Images are not part of the copy; write out the rest of the data exactly as given.

== Records to process ==

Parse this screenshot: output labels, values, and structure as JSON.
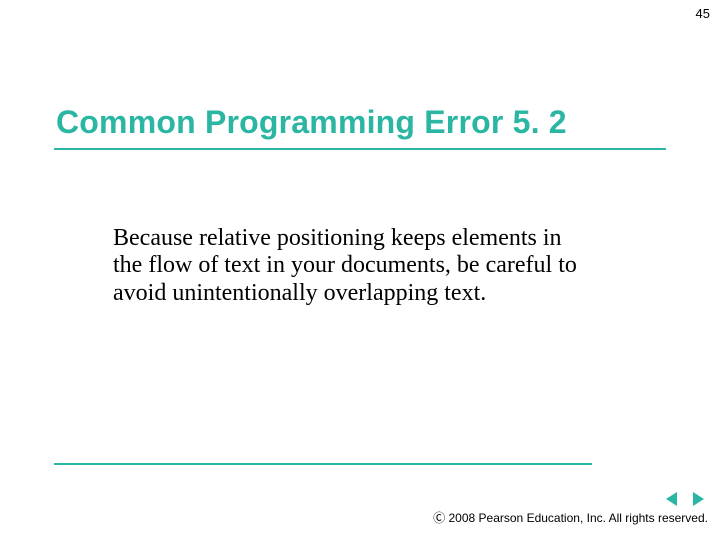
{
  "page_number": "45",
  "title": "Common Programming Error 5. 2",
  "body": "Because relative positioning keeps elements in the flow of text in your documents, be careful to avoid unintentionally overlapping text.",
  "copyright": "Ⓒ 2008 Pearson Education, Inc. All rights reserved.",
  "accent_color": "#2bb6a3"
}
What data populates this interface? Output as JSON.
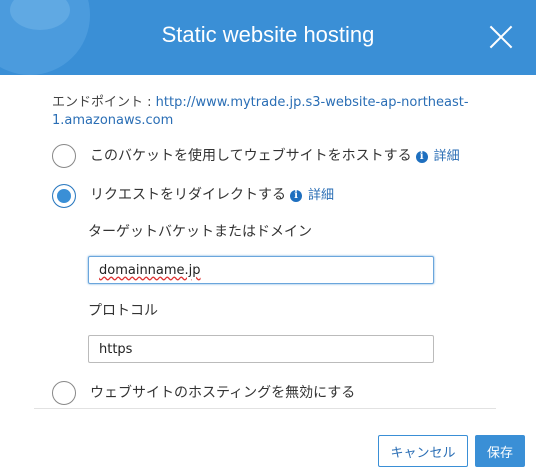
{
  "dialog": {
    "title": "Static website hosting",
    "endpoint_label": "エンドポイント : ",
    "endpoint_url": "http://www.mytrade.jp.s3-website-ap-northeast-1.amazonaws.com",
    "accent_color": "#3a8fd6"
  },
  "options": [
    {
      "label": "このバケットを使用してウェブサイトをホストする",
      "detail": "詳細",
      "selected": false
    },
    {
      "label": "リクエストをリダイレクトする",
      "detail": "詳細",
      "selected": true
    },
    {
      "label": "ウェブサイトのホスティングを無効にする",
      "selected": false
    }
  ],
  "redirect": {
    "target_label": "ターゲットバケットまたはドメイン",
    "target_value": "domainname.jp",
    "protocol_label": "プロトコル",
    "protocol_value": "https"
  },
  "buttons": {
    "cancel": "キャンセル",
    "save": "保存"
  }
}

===

→ **Task solution**:
Parse this screenshot: output labels, values, and structure as JSON.
{
  "page_number": "45",
  "title": "Common Programming Error 5. 2",
  "body": "Because relative positioning keeps elements in the flow of text in your documents, be careful to avoid unintentionally overlapping text.",
  "copyright": "Ⓒ 2008 Pearson Education, Inc. All rights reserved.",
  "accent_color": "#2bb6a3"
}
What data populates this interface? Output as JSON.
{
  "dialog": {
    "title": "Static website hosting",
    "endpoint_label": "エンドポイント : ",
    "endpoint_url": "http://www.mytrade.jp.s3-website-ap-northeast-1.amazonaws.com",
    "accent_color": "#3a8fd6"
  },
  "options": [
    {
      "label": "このバケットを使用してウェブサイトをホストする",
      "detail": "詳細",
      "selected": false
    },
    {
      "label": "リクエストをリダイレクトする",
      "detail": "詳細",
      "selected": true
    },
    {
      "label": "ウェブサイトのホスティングを無効にする",
      "selected": false
    }
  ],
  "redirect": {
    "target_label": "ターゲットバケットまたはドメイン",
    "target_value": "domainname.jp",
    "protocol_label": "プロトコル",
    "protocol_value": "https"
  },
  "buttons": {
    "cancel": "キャンセル",
    "save": "保存"
  }
}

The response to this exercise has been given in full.